The United States Equestrian Federation (USEF) sent an open letter to members suggesting five new rules after two horses died and rider Laine Ashker was critically injured at Rolex Kentucky three-day event (report,1 May).
The most contentious of the rules said that riders and horses should be suspended from competition for up to six months and lose their qualification at the level in which they were competing, following a rotational fall.
It has since been amended to say that ground juries should have the option of banning riders for up to three months following a horse fall if they believe it was caused by dangerous riding.
Horse and rider would be eliminated from the competiton after a rider fall and suspended for a month for a horse fall at a jump.
USEF president David O’Connor said: “The suspension is meant to be a deterrent, to reduce dangerous riding.
“There are two extremes — the professional riders make our courses look easy, beautiful and fun to watch and then you get the less competent guys doing it by aggression or being too slow. They’re affecting the sport.”
USEF riders’ rep Bobby Costello said riders support the rules in principle, but want a review system.
New Zealand rider and International Equestrian Federation (FEI) eventing safety sub-committee member Andrew Nicholson feels the proposals could increase the number of falls.
“If riders are concerned about getting suspended they are going to ride cautiously. You should approach the cross-country positively, not dangerously, otherwise you will have accidents,” he said.
British Eventing director of sport Mike Etherington-Smith, who designed the Kentucky course, said he sympathised with the Americans’ position, but felt the rules were “over the top”.
Referring to red flags brought in by the FEI last year that allow ground juries to bring dangerous riders to a halt (news, 30 August 2007), he said: “Rather than banning riders we need to get officials to use the existing rules to stop riders on the course if they are riding dangerously. I think the Americans need to take a deep breath before implementing any new rules.”

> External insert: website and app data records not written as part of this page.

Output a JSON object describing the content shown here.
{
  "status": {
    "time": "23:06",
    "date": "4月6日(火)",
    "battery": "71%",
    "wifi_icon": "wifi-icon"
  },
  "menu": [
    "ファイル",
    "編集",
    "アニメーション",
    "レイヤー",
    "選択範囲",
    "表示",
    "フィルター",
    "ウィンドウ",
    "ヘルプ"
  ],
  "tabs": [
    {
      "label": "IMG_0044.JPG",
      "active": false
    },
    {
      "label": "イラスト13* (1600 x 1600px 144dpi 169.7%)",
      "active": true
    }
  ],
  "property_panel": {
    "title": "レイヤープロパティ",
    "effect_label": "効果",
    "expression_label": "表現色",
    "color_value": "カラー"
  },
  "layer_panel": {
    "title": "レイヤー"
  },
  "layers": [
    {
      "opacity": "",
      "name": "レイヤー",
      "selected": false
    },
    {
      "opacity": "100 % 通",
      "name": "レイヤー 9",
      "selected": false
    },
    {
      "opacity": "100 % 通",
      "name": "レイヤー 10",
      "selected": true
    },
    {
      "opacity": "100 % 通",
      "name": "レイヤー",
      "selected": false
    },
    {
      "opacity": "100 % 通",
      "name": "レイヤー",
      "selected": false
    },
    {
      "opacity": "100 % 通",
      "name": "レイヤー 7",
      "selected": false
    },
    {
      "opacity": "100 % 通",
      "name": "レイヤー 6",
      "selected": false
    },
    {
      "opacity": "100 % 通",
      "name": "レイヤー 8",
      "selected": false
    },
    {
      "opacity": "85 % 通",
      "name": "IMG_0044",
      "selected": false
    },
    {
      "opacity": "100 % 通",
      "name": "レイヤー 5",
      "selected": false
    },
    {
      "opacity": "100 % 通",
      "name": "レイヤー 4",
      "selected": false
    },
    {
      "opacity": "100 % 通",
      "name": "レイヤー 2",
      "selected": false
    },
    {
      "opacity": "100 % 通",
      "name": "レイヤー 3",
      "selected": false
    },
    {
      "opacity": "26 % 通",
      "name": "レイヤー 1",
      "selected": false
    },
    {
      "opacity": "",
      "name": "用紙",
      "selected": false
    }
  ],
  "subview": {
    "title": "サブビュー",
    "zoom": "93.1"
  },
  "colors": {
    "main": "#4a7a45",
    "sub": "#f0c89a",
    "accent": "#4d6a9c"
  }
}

But he defended a nation’s right to make rules contrary to those of the FEI.
Mark Phillips, who coaches the US eventing team, believes the USEF should think more about why accidents happen as opposed to what to do afterwards.
He added: “A country should be careful about going off at a tangent before the equestrian community worldwide has properly considered the implications of a proposed rule change.”
The suggested rules will be discussed further in a phone conference by the US Eventing Authority and USEF and could be enacted on an emergency basis.
Meanwhile, a safety summit is scheduled in Lexington next month to harvest ideas from the eventing community.
The FEI did not wish to comment on the proposed rule changes.

This news story was first published in Horse & Hound (8 May, ’08)